After an unpredictable two years, many businesses in the sector are still experiencing very challenging trading conditions. While pubs, bars and restaurants hoped Christmas 2021 would see a return to a busy festive season, the arrival of the Omicron variant and associated restrictions resulted in significant cancellations and staff shortages, alongside continuing supply chain issues and inflationary pressures.
Data from the ONS released on 27 January 2022 has highlighted the impact of these challenges. In particular, the data shows that in mid-January:
- just 64% of businesses in the accommodation and food service activities industry reported they were fully trading, down from 76% in early December;
- 26% of businesses in the sector reported their turnover had decreased in the previous two weeks compared with normal expectations for the time of year, with 67% reporting the pandemic as the main reason for this change;
- 28% of businesses in the sector reported a shortage of workers; and
- almost a third reported difficulty in procuring materials, goods or services from within the UK in the previous month.
Additional data on consumer spending has also highlighted the impact on the sector, with some reports suggesting spending at restaurants saw a decline of 14% compared to the same period in 2019.

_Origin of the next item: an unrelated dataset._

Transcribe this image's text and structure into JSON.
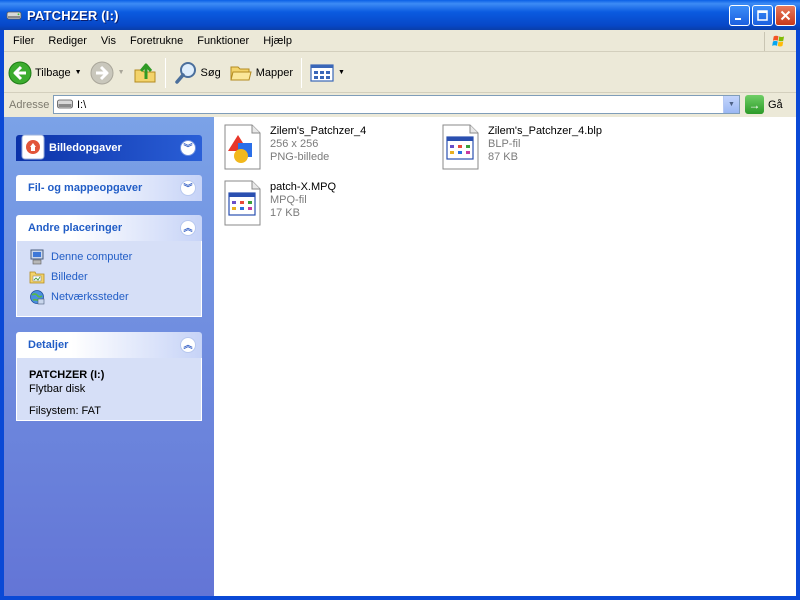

Where are we headed?
Despite the continuing challenges, with the roll-out of boosters and the lifting of restrictions, the ONS data suggests a level of optimism regarding future trading conditions. Nearly three quarters of businesses in the sector reported a moderate or high level of confidence that their business will survive the next three months.
Nonetheless, many businesses will still face serious challenges in seeking to address the losses incurred during the pandemic. While the Scottish and UK governments have introduced a number of support measures aimed at addressing the significant economic impact, many restaurant and pub owners have argued that the packages are not enough.
There is still immense pressure on businesses both to develop new strategies to deal with the ongoing impact of the virus and to protect income in this unprecedented landscape. Inflationary pressures, staff shortages and supply chain issues are only adding to the challenges faced.
Directors must also be mindful of their duties and the potential for personal liability that can arise from failing to act in accordance with those obligations, as well as the particular risks that become relevant where a company is in financial distress, such as liability for wrongful trading.
Throughout the pandemic, the hospitality sector has demonstrated its ability to adapt and innovate. While there are undoubtedly still significant challenges ahead for many businesses, early engagement with experienced advisors can be very valuable in assessing restructuring options and, where appropriate, utilising the mechanisms available to rescue businesses.